- What to do -
Would you return each entry exactly as written, omitting any pictures?

Data items:
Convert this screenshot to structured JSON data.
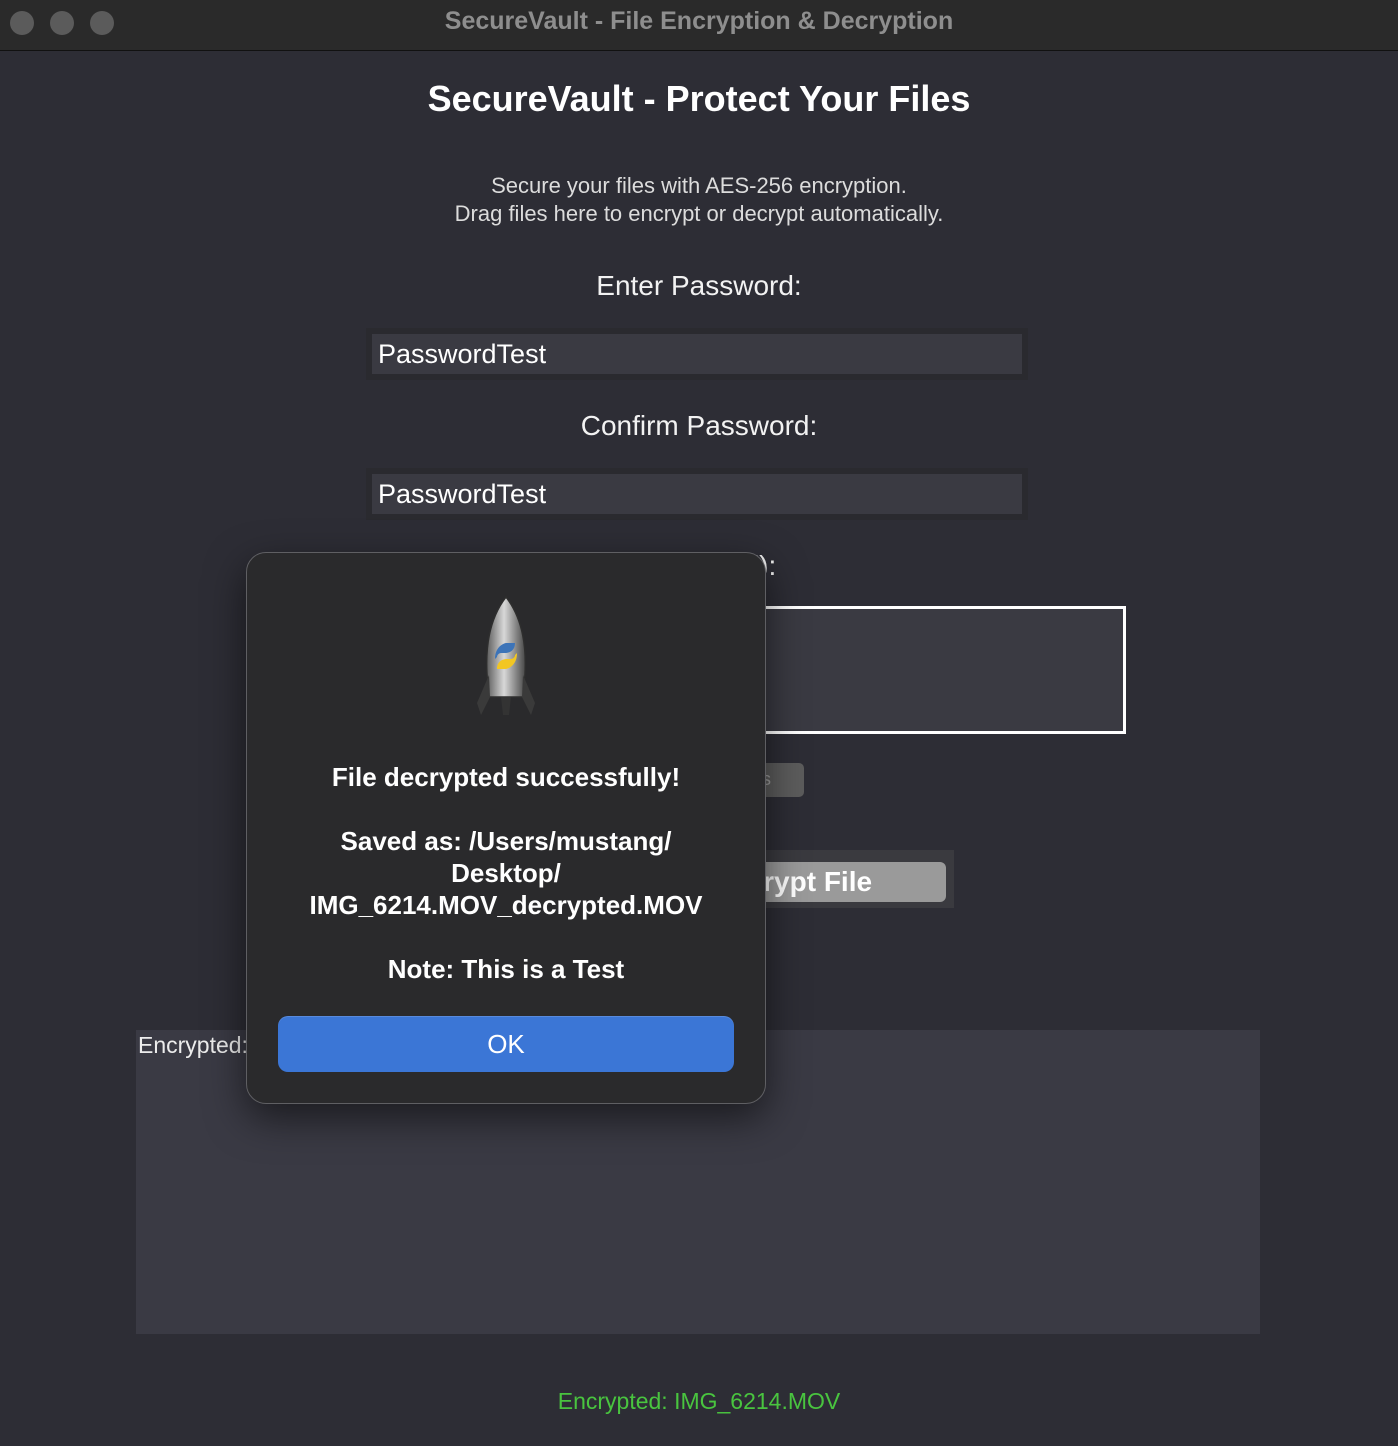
{
  "window": {
    "title": "SecureVault - File Encryption & Decryption"
  },
  "app": {
    "heading": "SecureVault - Protect Your Files",
    "subtitle_line1": "Secure your files with AES-256 encryption.",
    "subtitle_line2": "Drag files here to encrypt or decrypt automatically."
  },
  "form": {
    "password_label": "Enter Password:",
    "password_value": "PasswordTest",
    "confirm_label": "Confirm Password:",
    "confirm_value": "PasswordTest",
    "note_label_visible": "ional):",
    "small_button_visible": "s",
    "decrypt_button_visible": "ecrypt File"
  },
  "drop_zone": {
    "label_visible": "Encrypted:"
  },
  "status": {
    "text": "Encrypted: IMG_6214.MOV",
    "color": "#49c43f"
  },
  "dialog": {
    "icon": "python-rocket-icon",
    "message": "File decrypted successfully!",
    "saved_line1": "Saved as: /Users/mustang/",
    "saved_line2": "Desktop/",
    "saved_line3": "IMG_6214.MOV_decrypted.MOV",
    "note": "Note: This is a Test",
    "ok_label": "OK",
    "ok_color": "#3b76d6"
  }
}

- Solution to this problem -
Convert this screenshot to structured JSON data.
{
  "window": {
    "title": "SecureVault - File Encryption & Decryption"
  },
  "app": {
    "heading": "SecureVault - Protect Your Files",
    "subtitle_line1": "Secure your files with AES-256 encryption.",
    "subtitle_line2": "Drag files here to encrypt or decrypt automatically."
  },
  "form": {
    "password_label": "Enter Password:",
    "password_value": "PasswordTest",
    "confirm_label": "Confirm Password:",
    "confirm_value": "PasswordTest",
    "note_label_visible": "ional):",
    "small_button_visible": "s",
    "decrypt_button_visible": "ecrypt File"
  },
  "drop_zone": {
    "label_visible": "Encrypted:"
  },
  "status": {
    "text": "Encrypted: IMG_6214.MOV",
    "color": "#49c43f"
  },
  "dialog": {
    "icon": "python-rocket-icon",
    "message": "File decrypted successfully!",
    "saved_line1": "Saved as: /Users/mustang/",
    "saved_line2": "Desktop/",
    "saved_line3": "IMG_6214.MOV_decrypted.MOV",
    "note": "Note: This is a Test",
    "ok_label": "OK",
    "ok_color": "#3b76d6"
  }
}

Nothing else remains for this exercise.